Generally speaking, Judaism doesn't take the same mindset for self-sacrifice as modern society. While we can have great respect for individuals who have given up their lives to save others, Jewish practice teaches that we aren't supposed to do such things and that sacrificing any life, including your own, isn't acceptable practice. It isn't your life to give.
My question is a simple one.
Much of Judaism has a huge emphasis on children and raising children. This makes sense considering how much of Judaism is centered around community and family life. Children are essential to this.
My question, does Jewish law differentiate self-sacrifice for a stranger or other adult individual vs a parent self-sacrificing for their own children?
While I suspect the same rule of "it's not your life to give" applies, I have to wonder if the Rabbis differentiate slightly because of the primal and deep connection one has to their children.

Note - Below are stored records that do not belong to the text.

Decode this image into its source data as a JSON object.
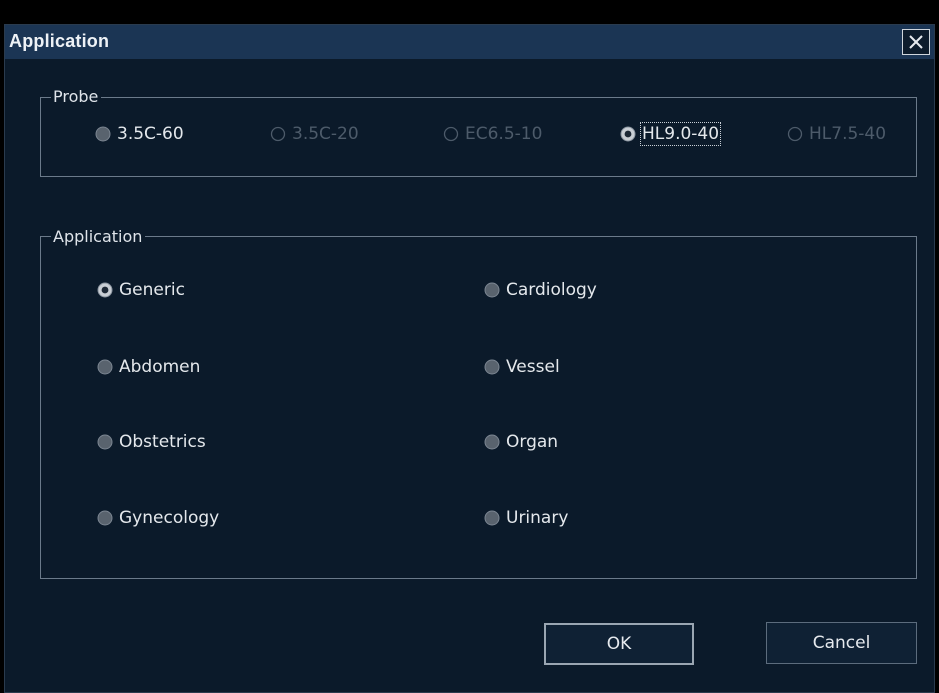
{
  "dialog": {
    "title": "Application",
    "close_icon": "close-x-icon"
  },
  "probe": {
    "label": "Probe",
    "options": [
      {
        "label": "3.5C-60",
        "selected": false,
        "enabled": true
      },
      {
        "label": "3.5C-20",
        "selected": false,
        "enabled": false
      },
      {
        "label": "EC6.5-10",
        "selected": false,
        "enabled": false
      },
      {
        "label": "HL9.0-40",
        "selected": true,
        "enabled": true,
        "focused": true
      },
      {
        "label": "HL7.5-40",
        "selected": false,
        "enabled": false
      }
    ]
  },
  "application": {
    "label": "Application",
    "options": [
      {
        "label": "Generic",
        "selected": true
      },
      {
        "label": "Cardiology",
        "selected": false
      },
      {
        "label": "Abdomen",
        "selected": false
      },
      {
        "label": "Vessel",
        "selected": false
      },
      {
        "label": "Obstetrics",
        "selected": false
      },
      {
        "label": "Organ",
        "selected": false
      },
      {
        "label": "Gynecology",
        "selected": false
      },
      {
        "label": "Urinary",
        "selected": false
      }
    ]
  },
  "buttons": {
    "ok_label": "OK",
    "cancel_label": "Cancel"
  },
  "colors": {
    "window_bg": "#0b1a2a",
    "titlebar_bg": "#1b3554",
    "text": "#e4e8ec",
    "disabled_text": "#4d5b6a",
    "frame": "#6b7a8a"
  }
}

Your children are as much your future as they are their own. An aspect of yourself lives on through your children on a certain level. So is there not an act of self-preservation occurring in the sense that a parent is sacrificing themselves to keep their children alive?